Riedle, Eberhard; Bradler, Maximilian; Wenninger, Matthias; Sailer, Christian F.; Pugliesi, Igor (2013): Electronic transient spectroscopy from the deep UV to the NIR: unambiguous disentanglement of complex processes. In: Faraday Discussions, Vol. 163: S. 139-158

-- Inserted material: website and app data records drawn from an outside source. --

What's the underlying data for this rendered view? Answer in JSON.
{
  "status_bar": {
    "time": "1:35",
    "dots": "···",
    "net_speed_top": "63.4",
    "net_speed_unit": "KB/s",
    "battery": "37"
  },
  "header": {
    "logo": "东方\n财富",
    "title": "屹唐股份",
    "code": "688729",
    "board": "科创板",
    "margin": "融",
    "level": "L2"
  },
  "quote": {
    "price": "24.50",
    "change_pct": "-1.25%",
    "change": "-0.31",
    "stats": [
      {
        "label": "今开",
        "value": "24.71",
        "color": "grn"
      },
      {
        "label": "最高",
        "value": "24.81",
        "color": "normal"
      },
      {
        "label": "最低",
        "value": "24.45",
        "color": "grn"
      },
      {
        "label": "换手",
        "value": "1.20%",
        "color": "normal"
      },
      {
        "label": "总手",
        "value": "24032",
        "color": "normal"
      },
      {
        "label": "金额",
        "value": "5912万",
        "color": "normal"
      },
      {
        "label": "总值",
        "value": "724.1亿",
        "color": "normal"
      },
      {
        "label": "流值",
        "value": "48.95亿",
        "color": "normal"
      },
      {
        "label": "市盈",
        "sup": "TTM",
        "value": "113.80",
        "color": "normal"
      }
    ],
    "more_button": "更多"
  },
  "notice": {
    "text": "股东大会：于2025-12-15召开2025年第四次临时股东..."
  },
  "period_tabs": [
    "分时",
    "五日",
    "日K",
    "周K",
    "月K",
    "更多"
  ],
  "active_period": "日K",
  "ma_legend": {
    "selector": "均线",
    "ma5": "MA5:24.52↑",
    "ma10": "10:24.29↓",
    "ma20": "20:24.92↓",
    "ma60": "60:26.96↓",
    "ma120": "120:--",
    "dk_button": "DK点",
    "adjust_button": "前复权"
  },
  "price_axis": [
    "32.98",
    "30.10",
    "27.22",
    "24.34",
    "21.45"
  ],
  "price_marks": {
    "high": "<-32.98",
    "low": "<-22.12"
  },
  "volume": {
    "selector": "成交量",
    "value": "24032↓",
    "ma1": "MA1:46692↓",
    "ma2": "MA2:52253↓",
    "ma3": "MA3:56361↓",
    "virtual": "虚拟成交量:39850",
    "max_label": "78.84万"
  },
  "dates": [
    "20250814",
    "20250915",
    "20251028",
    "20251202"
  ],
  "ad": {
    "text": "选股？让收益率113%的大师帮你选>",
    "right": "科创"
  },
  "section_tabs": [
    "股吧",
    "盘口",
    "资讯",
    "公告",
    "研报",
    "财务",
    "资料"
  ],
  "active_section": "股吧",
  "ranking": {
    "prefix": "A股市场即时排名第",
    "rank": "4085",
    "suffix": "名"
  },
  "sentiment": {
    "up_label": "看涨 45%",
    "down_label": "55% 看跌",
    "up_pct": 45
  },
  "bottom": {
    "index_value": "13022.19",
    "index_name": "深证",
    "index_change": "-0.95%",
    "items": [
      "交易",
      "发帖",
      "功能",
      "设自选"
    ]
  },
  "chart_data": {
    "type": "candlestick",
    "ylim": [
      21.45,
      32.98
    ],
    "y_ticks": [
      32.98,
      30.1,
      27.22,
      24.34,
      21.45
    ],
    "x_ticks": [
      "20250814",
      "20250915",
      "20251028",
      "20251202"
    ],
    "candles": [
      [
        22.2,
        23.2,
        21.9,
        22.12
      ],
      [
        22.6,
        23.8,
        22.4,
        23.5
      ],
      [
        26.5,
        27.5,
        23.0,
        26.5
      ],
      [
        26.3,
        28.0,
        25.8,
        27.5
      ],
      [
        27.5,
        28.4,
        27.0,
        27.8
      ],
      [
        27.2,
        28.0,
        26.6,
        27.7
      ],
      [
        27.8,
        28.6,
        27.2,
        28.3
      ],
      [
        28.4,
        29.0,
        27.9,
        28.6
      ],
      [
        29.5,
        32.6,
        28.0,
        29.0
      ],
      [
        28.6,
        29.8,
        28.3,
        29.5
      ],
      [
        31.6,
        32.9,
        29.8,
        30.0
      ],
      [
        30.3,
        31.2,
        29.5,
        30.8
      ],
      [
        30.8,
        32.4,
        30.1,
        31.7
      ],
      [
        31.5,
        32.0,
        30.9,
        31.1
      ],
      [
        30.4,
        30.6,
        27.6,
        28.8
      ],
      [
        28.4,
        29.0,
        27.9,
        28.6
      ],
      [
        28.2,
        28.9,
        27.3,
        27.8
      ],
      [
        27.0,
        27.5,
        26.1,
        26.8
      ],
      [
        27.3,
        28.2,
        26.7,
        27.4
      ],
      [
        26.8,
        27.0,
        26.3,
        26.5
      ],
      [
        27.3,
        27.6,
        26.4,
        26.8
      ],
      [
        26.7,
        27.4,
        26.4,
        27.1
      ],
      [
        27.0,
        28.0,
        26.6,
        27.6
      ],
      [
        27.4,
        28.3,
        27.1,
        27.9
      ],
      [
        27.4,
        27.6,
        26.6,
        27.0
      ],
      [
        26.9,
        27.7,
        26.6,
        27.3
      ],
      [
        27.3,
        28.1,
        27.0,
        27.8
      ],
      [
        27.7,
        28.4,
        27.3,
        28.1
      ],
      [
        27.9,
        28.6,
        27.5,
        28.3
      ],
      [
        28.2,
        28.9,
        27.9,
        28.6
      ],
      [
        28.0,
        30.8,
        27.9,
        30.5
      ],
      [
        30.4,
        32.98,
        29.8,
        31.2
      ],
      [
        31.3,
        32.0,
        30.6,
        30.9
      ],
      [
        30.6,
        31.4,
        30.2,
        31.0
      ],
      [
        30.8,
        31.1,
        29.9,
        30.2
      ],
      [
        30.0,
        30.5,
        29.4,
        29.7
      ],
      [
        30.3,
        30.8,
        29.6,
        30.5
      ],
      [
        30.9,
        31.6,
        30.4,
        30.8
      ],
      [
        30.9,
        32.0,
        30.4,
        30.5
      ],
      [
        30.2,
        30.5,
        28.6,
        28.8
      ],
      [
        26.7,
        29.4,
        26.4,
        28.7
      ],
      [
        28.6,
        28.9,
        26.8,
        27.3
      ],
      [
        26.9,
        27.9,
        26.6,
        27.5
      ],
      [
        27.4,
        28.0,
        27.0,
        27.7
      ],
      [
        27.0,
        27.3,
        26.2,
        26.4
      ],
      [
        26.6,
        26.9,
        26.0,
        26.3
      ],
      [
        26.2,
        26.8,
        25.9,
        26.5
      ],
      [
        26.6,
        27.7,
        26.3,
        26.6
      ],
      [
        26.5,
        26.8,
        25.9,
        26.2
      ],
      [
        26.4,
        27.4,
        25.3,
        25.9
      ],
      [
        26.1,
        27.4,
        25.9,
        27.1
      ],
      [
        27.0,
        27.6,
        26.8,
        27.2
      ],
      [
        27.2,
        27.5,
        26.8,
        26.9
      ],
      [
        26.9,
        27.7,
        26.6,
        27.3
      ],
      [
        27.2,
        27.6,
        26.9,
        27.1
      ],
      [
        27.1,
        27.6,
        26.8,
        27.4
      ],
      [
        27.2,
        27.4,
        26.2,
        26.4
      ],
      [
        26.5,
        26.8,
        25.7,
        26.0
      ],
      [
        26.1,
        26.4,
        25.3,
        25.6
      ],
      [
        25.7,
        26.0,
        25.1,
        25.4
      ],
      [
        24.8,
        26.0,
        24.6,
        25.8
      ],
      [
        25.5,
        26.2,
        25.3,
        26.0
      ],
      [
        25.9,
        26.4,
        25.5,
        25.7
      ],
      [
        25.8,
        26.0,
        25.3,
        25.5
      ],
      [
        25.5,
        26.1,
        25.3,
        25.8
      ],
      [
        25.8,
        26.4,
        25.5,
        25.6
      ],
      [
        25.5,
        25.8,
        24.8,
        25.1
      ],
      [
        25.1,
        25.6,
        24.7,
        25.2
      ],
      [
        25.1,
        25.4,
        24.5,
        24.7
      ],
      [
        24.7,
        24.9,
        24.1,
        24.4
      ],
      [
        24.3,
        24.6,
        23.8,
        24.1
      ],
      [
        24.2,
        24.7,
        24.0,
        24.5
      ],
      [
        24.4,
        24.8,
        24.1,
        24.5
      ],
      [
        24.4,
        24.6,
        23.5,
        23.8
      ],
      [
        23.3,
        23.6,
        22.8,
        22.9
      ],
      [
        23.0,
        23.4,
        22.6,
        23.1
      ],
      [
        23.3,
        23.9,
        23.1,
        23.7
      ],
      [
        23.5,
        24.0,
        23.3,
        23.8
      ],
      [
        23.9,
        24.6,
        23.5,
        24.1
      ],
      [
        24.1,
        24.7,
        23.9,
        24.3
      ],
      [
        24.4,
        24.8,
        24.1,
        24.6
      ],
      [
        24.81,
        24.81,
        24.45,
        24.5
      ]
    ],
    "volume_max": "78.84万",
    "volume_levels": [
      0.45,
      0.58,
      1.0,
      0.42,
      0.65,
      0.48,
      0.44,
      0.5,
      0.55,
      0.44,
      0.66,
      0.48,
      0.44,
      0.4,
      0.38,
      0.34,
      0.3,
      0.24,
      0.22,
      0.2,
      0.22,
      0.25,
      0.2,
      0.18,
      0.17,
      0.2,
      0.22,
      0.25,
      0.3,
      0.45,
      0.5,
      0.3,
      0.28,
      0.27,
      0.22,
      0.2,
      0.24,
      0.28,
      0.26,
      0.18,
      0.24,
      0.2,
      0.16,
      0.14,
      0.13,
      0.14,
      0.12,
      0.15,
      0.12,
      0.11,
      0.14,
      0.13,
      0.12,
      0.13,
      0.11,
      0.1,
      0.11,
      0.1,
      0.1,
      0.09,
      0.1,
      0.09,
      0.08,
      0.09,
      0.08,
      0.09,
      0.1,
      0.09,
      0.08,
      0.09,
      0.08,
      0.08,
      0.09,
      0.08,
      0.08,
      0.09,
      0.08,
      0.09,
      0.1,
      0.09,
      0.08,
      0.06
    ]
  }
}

Complex multi-stage relaxation and reaction pathways after the optical excitation of molecules makes the disentanglement of the underlying mechanisms challenging. We present four examples that a new transient spectrometer with excitation fully tunable from the deep UV to the IR and 225 to 1700 nm probing allows for an analysis with greatly reduced ambiguity. The temporal resolution of about 50 fs allows us to resolve all relevant processes. For each example there is a new twist in the sequence of relaxation steps that had previously been overlooked. In malachite green it appears that the importance of the phenyl twisting has been overemphasized and rather a charge transfer state should be considered. In TINUVIN-P the predicted twisting as the driving motion for the ultrafast IC is confirmed and leads to a resolution of the earlier puzzle that the sub-5 ps regime shows kinetics deviating from a pure cooling process despite the sub-ps proton transfer cycle. For the bond cleavage of Ph2CH-Cl and Ph2CH-Br the degree of electron transfer within the radical pair can now be determined quantitatively and leads to a profound understanding of the long term cation yield. For the first time coherent wavepacket motion in the photoproducts is reported. Last but not least the measurement of the GSB recovery in the deep UV allows for the surprising result, that even after S-2 excitation of cyclopentenones the triplet states are reached with near unity probability within a few picoseconds.